Revisiting Ghost Trippin’ in Texas
Like my character Viola Valentine, I work as a travel writer, perusing the South (mostly) for great stories, some of which have made their way into my novels. I recently visited Galveston, Texas, along the Gulf of Mexico and stayed at the absolutely gorgeous Grand Galvez Hotel. This elegant, historic grand dame hotel was built in 1900 and was known as the “Queen of the Gulf.”

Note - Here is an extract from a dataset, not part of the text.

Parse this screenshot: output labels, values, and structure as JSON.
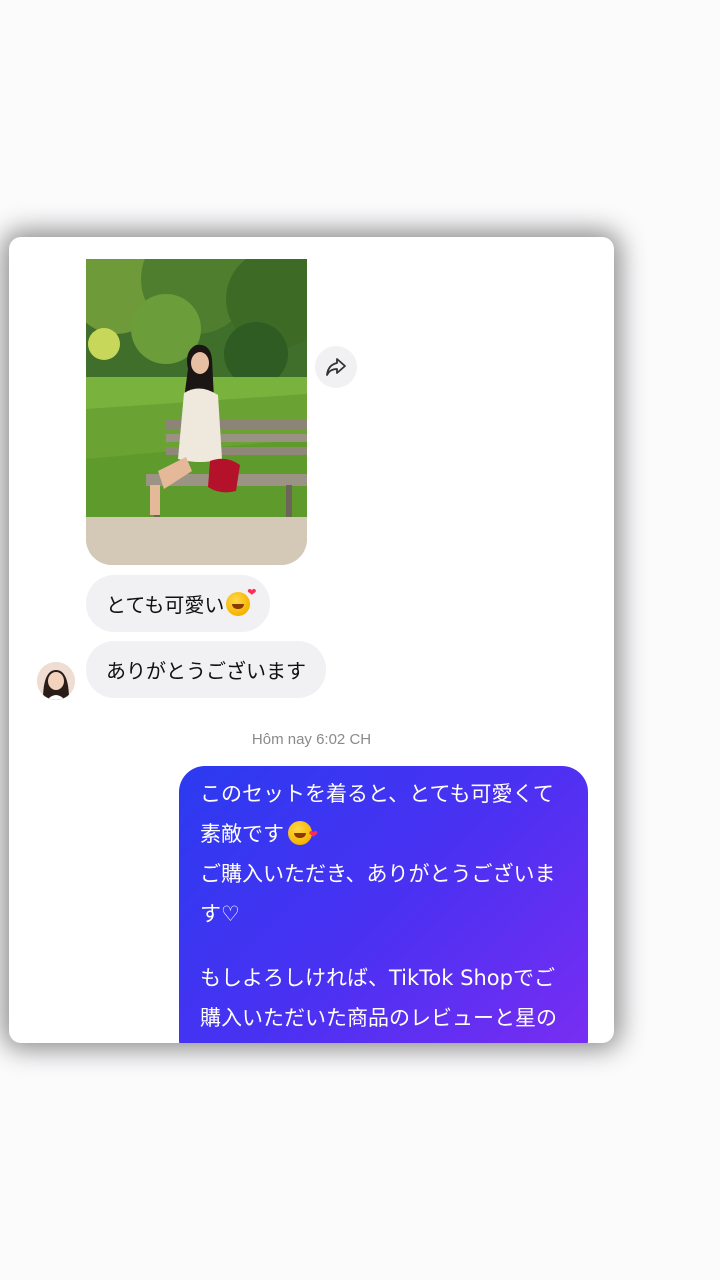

It’s a ghostly road trip. Viola’s father, John Valentine, left home for a science conference and never returned and his family chalked it up to the divorced father’s mid-life crisis. But when a body is found on the old family homestead in Alabama, Viola must put aside her anger at her father and piece together the clues her father left behind. The path to the truth takes Viola on a wild road trip through Texas where she must solve a host of mysteries to discover what became of her father. Along for the ride are her witchy Aunt Mimi, her uptight lawyer sister Portia and her sometimes ex-husband Thibault Boudreaux, otherwise known as TB. What they discover on this crazy ghost trip through Texas will be much more than they anticipated. The plot builds to when the family visits Galveston and what happens there will change Viola's life forever.
It’s where Viola and TB come to terms with their relationship.
It’s where I introduce FBI Agent Clayton Ginsburg, who will be front and center in my next book in the series, “Ghost Lights,” set in Alaska.
It’s where I spotlight Texas detective Wanda Juarez, who also makes a cameo in my next book.
Here are some photos of my recent stay and where things happened in the book:
Upper right (with balcony) is where Vi and TB stay in "Ghost Trippin'". It's also one of the most haunted rooms in the hotel. The story goes that a woman named Audra waiting for her fiancé was told he perished at sea. Heartbroken, she hung herself from the attic (when it was open to guests). It turned out her fiancé was alive, after all. When I stayed in that room, my iPad went off to the Cat Stevens' song, "But I Might Die Tonight."
During my recent stay at the hotel, my clock died at 6 a.m., then it came back on later in the day only to die again at 6 a.m. the next morning. My ghost app on my phone gave me the name "Ellen." When I researched ghosts in the hotel, a previous article stated that the reporter also got Ellen on her phone app. Every night I said, "Goodnight, Ellen."
This is the grand lobby of the hotel with the restaurant to the left. Viola met with FBI Agent Clayton Ginsburg for breakfast here.
This painting of Spanish Governor Bernardo Galvez is said to be haunted. His eyes do follow you around the room but people are known to spot a skull in the artwork. He is just one of many ghosts who frequent the hotel.
Galvez headed Louisiana in the 1700s when it was under Spanish rule. When Spain joined France in the American Revolution, Galvez collected troops made up of Louisiana residents and the newly arrived Cajuns and took Manchac and Baton Rouge. You can read about this amazing military feat in my historical romance, "Gabrielle," part of my Cajun Series.
At left, the hotel at night. At right, me in the elevator where Viola and TB have a romantic moment. (Hint, it's rather steamy.)
The Grand Galvez was known as Hotel Galvez when I visited and wrote the book. Today, it's been renovated by new owners and will be part of the Marriott soon. Note the new colors!